Your reply should reproduce the data below without a single alteration, apart from dropping the images.

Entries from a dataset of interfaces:
▬▬▬
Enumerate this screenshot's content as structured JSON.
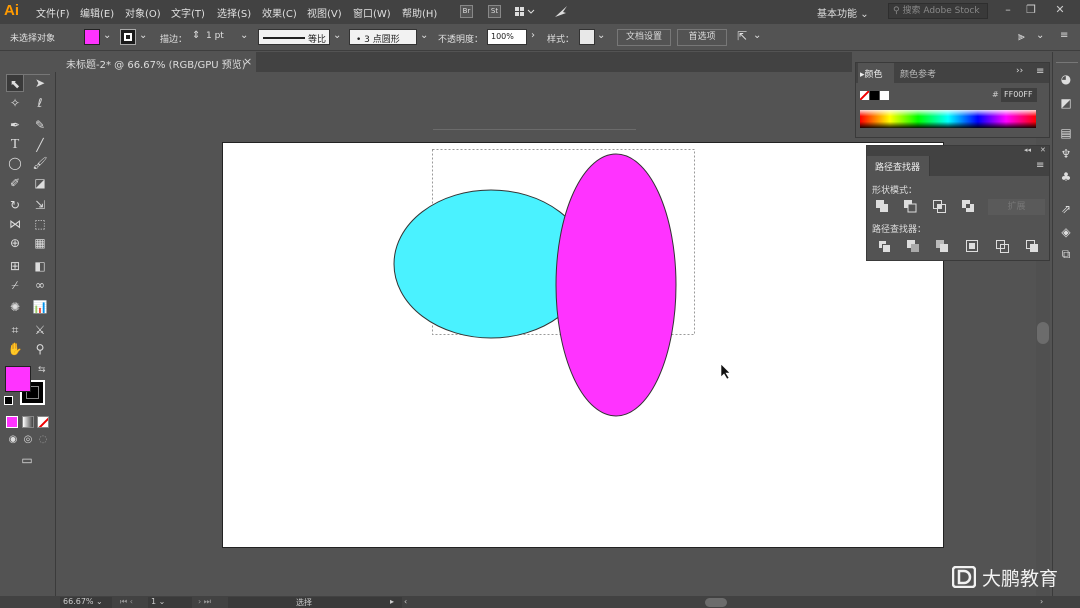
{
  "app": {
    "logo": "Ai"
  },
  "menu": [
    "文件(F)",
    "编辑(E)",
    "对象(O)",
    "文字(T)",
    "选择(S)",
    "效果(C)",
    "视图(V)",
    "窗口(W)",
    "帮助(H)"
  ],
  "menubar_icons": [
    "Br",
    "St"
  ],
  "workspace": "基本功能",
  "stock_search": {
    "placeholder": "搜索 Adobe Stock"
  },
  "control": {
    "selection": "未选择对象",
    "stroke_label": "描边：",
    "stroke_value": "1 pt",
    "stroke_profile": "等比",
    "brush": "3 点圆形",
    "opacity_label": "不透明度：",
    "opacity_value": "100%",
    "style_label": "样式：",
    "doc_setup": "文档设置",
    "preferences": "首选项"
  },
  "document": {
    "tab": "未标题-2* @ 66.67% (RGB/GPU 预览)",
    "close": "×"
  },
  "colors": {
    "fill": "#ff33ff",
    "ellipse_cyan": "#4af2ff",
    "ellipse_magenta": "#ff33ff"
  },
  "color_panel": {
    "tab1": "颜色",
    "tab2": "颜色参考",
    "hex_prefix": "#",
    "hex_value": "FF00FF"
  },
  "pathfinder": {
    "title": "路径查找器",
    "shape_modes": "形状模式：",
    "expand": "扩展",
    "pathfinders": "路径查找器："
  },
  "status": {
    "zoom": "66.67%",
    "page": "1",
    "mode": "选择"
  },
  "watermark": "大鹏教育"
}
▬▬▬
TASK ANSWER:
Enumerate this screenshot's content as structured JSON.
{
  "app": {
    "logo": "Ai"
  },
  "menu": [
    "文件(F)",
    "编辑(E)",
    "对象(O)",
    "文字(T)",
    "选择(S)",
    "效果(C)",
    "视图(V)",
    "窗口(W)",
    "帮助(H)"
  ],
  "menubar_icons": [
    "Br",
    "St"
  ],
  "workspace": "基本功能",
  "stock_search": {
    "placeholder": "搜索 Adobe Stock"
  },
  "control": {
    "selection": "未选择对象",
    "stroke_label": "描边：",
    "stroke_value": "1 pt",
    "stroke_profile": "等比",
    "brush": "3 点圆形",
    "opacity_label": "不透明度：",
    "opacity_value": "100%",
    "style_label": "样式：",
    "doc_setup": "文档设置",
    "preferences": "首选项"
  },
  "document": {
    "tab": "未标题-2* @ 66.67% (RGB/GPU 预览)",
    "close": "×"
  },
  "colors": {
    "fill": "#ff33ff",
    "ellipse_cyan": "#4af2ff",
    "ellipse_magenta": "#ff33ff"
  },
  "color_panel": {
    "tab1": "颜色",
    "tab2": "颜色参考",
    "hex_prefix": "#",
    "hex_value": "FF00FF"
  },
  "pathfinder": {
    "title": "路径查找器",
    "shape_modes": "形状模式：",
    "expand": "扩展",
    "pathfinders": "路径查找器："
  },
  "status": {
    "zoom": "66.67%",
    "page": "1",
    "mode": "选择"
  },
  "watermark": "大鹏教育"
}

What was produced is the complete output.